The company blog is the other critical public relations component for a startup.  Why?  First every blog post attracts traffic to the company’s website and also helps in search engine results.  Beyond that, just as with media relations, it sets the company up as an industry expert that helps in the long-term branding of the company.  Finally, it converts leads into customers.

Public relations is critical to the success of startups.  But knowing what to put the emphasis on in a publicity campaign can determine if the startup succeeds or fails.  Every start-up when executing its public relations campaign needs to emphasize media relations and the company blog.

What Businesses Can Learn From This Year’s Political Conventions – Social Media Is King

The 2016 political conventions are upon us. Unlike political conventions of the past, the suspense is gone on who will be the nominee and no intense battles over party platforms are fought out at the conventions. The political convention in this day and age is in many ways an infomercial for the presidential nominee and their political party. Yet millions of Americans still tune into the convention. Yet the way they tune in to obtain coverage is one studied intensely by businesses so that they can copy the methods to reach the consumer.

Political communications leads businesses in new ways to reach consumers and position their brands. In 1920 and 1924, radio came of age covering the Republican and Democratic conventions. Businesses paid note of that and the increasing number of Americans who owned a radio. The result was that businesses began reaching out to Americans via radio – sponsored shows like Little Orphan Annie(the forerunner of product placements) and direct advertisements. In 1952, as Dwight Eisenhower and Robert A. Taft battled it out for control of the Republican Party, millions were glued to the convention proceedings on television that was just reaching its potential. Again businesses took note that a new way to reach consumers had emerged.

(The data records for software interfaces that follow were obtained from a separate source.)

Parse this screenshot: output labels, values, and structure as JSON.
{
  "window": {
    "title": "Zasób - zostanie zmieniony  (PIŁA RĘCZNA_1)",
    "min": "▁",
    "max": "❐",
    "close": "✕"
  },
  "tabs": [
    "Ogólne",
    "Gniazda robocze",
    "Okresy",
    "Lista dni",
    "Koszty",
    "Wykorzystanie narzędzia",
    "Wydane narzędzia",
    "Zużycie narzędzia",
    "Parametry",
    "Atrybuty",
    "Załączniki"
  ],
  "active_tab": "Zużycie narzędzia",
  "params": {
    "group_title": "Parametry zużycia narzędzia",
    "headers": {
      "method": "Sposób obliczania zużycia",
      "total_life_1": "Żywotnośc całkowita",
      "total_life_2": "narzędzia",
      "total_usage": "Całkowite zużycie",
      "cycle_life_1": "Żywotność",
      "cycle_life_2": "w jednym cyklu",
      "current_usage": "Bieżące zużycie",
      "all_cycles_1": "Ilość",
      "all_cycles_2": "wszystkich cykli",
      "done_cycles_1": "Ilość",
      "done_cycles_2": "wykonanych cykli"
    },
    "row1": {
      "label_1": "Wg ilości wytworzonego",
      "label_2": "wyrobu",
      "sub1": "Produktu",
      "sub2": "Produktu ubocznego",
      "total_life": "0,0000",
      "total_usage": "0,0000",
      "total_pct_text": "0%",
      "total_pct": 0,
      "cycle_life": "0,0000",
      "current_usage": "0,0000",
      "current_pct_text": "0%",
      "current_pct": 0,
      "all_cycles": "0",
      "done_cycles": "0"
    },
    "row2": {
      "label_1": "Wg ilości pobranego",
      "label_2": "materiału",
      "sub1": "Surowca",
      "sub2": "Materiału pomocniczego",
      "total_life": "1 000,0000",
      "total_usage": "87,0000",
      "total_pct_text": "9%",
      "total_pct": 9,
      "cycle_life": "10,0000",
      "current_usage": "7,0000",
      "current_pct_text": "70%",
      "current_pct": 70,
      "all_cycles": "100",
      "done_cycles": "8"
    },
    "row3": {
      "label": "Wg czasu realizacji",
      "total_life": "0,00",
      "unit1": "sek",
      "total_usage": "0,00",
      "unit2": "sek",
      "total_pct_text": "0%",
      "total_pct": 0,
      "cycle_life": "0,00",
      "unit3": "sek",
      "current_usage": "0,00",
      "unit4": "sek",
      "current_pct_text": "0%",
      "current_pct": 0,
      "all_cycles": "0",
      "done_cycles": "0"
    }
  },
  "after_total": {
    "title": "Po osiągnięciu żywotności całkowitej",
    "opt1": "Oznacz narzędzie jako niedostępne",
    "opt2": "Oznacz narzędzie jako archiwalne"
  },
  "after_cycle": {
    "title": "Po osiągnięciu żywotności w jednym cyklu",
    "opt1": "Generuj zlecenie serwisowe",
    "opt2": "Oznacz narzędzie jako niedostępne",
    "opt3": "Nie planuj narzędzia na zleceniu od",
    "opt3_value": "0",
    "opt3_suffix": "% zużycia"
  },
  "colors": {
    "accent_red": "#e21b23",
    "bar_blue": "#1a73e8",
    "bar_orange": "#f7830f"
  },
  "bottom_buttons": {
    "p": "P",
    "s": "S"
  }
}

So what can businesses learn from this year’s political conventions?

Social media is king. The television networks have all cut back on their coverage of the conventions (a trend that has been going on for a while now with all of the suspense gone). Americans are paying attention to the conventions not with traditional sources of media (radio, television, or print) but via social media – Twitter and Facebook. This confirms something we have seen over the past several years – social media sets narratives. In fact a tweet or Facebook post often reaches more people than a television broadcast of the proceedings. Beyond that, people react to what they are seeing on social media. The takeaway from this convention season for businesses – social media is only growing stronger as are the ways to use it. A shrewd business leaders will copy what they are seeing at the conventions and use the methods.

Business always follows politics in terms of how to reach consumers. It has been this way since politics became the competitive and partisan profession it is today. Each election cycle offers business leaders lessons on new ways to reach the consumer and make their brand standout. The next two weeks will provide many examples of this – just stay tuned.